And in a post recessionary world – where trust is key – more society-based factors are also important. Like transparent values, commitment to community, sustainability and demonstrating a focus beyond profit.
So if you’re not already doing so, let’s turn the telescope around and see things from a consumer’s perspective. Sweat every detail that impacts your customers. (And give cupid a chance).
Brands are increasingly trying to use digital media to connect with their consumers (or customers) in their day-to-day lives. And as previously covered in “Love you too” – improving your customer relationships, consumers do want a relationship with a brand. But marketers need to be cautious before throwing the social toolbox at their fans.
With so many ways to engage, fans generally opt towards passive participation. The simple act of following or liking a brand’s Facebook or Twitter feed requires virtually no effort – and no commitment. In fact this type of “relationship” is almost twice as likely than any other kind of interaction.
But there is definite caution when brands encourage audiences to share or spread information to their wider social group. There’s an “information edit” – where consumers decide what is and isn’t appropriate to share. Only a third have shared or retweeted a company’s social media post. And only 20% have ever shared a photo of a company tagged product, shared a purchase they’ve just made, or shared or retweeted a product.

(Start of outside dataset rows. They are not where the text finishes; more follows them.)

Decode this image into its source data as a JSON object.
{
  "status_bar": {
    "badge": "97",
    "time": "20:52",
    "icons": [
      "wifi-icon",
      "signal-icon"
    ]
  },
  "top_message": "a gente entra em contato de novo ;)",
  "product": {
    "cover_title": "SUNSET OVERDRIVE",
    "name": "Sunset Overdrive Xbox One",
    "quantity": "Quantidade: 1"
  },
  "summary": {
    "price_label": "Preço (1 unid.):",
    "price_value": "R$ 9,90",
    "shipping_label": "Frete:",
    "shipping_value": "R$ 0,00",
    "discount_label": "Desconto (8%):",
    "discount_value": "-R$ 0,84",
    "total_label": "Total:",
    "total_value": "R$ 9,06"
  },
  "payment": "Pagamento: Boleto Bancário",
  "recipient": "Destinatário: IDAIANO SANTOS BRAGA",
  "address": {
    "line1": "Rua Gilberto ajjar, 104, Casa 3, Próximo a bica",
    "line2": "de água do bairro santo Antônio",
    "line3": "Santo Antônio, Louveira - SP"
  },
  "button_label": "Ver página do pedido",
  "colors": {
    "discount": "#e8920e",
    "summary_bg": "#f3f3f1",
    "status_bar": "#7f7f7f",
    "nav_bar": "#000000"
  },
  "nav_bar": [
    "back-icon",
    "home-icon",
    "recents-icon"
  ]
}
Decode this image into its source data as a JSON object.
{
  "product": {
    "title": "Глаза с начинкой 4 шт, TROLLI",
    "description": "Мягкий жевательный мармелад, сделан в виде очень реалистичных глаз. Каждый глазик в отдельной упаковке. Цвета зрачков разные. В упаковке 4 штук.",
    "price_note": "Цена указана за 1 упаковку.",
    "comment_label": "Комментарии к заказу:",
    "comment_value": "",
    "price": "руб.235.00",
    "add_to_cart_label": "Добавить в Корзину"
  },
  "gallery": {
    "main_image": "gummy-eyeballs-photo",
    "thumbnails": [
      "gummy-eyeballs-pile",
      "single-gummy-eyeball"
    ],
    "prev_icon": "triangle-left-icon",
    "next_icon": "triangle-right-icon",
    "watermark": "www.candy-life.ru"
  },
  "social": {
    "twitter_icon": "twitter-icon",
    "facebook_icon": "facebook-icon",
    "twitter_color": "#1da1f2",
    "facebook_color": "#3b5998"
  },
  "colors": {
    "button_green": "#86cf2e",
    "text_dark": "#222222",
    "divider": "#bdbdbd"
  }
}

In fact a new study by IPG Mediabrands shows that 80% think people share too much online.
The IPG Mediabrands study also reveals a fascinating extra dimension. When it comes to personal data, we’re hugely cautious, even beyond the obvious. Maybe it’s the impact of the credit crunch, mobile hacking scandals, and data breach stories that have hit the headlines. But we don’t trust much info to many people. For example, the person most trusted with personal data is, unsurprisingly, the GP. But even the GP is only trusted by 55% of adults in the UK. Supermarkets, online stores and loyalty operators are all trusted by less than 20%. At the other end of the spectrum, Twitter is trusted by just 2%. And only 1% of consumers trust advertisers to look after their data.
So there’s a massive trust gap to factor in to any marketing plan.
Despite all the concerns, 27% would be prepared sell their data for hard cash. Of those, 55% think their data is worth more than £300 per annum. So there is an element of value exchange – if the price is right.
Critically, loyalty schemes remain valued as a reward for participation if well-structured and respect audience’s “message intrusion” boundaries. And they must offer value of course – whether it be free or discounted product, or redeemable points. But it’s not just about the money. Adding value, saving time, improving health or well-being are also valued by consumers.
But in terms of oft-used loyalty techniques for sharing or spreading info driven by brands, the caution cannot be overlooked. Or put another way, relatively few of a brand’s fans have been rewarded for their efforts – as for many the reward-for-sharing mechanism just doesn’t appeal.
It’s probably not exactly what you’d expect – email and home addresses are the info that is most shareable – but recent purchases and loyalty card details are shared less than a date of birth or a mobile number. Around 20% won’t share anything online at all. Ever.
Source: IPG Mediabrands
Overall it’s a complex issue and a strange dichotomy. More than anything, it highlights people’s desire to maintain a private life vs. their need to feel part of the herd. But it’s also clear that brands have to earn the trust of their customers to even get to even get close to holding hands with their data.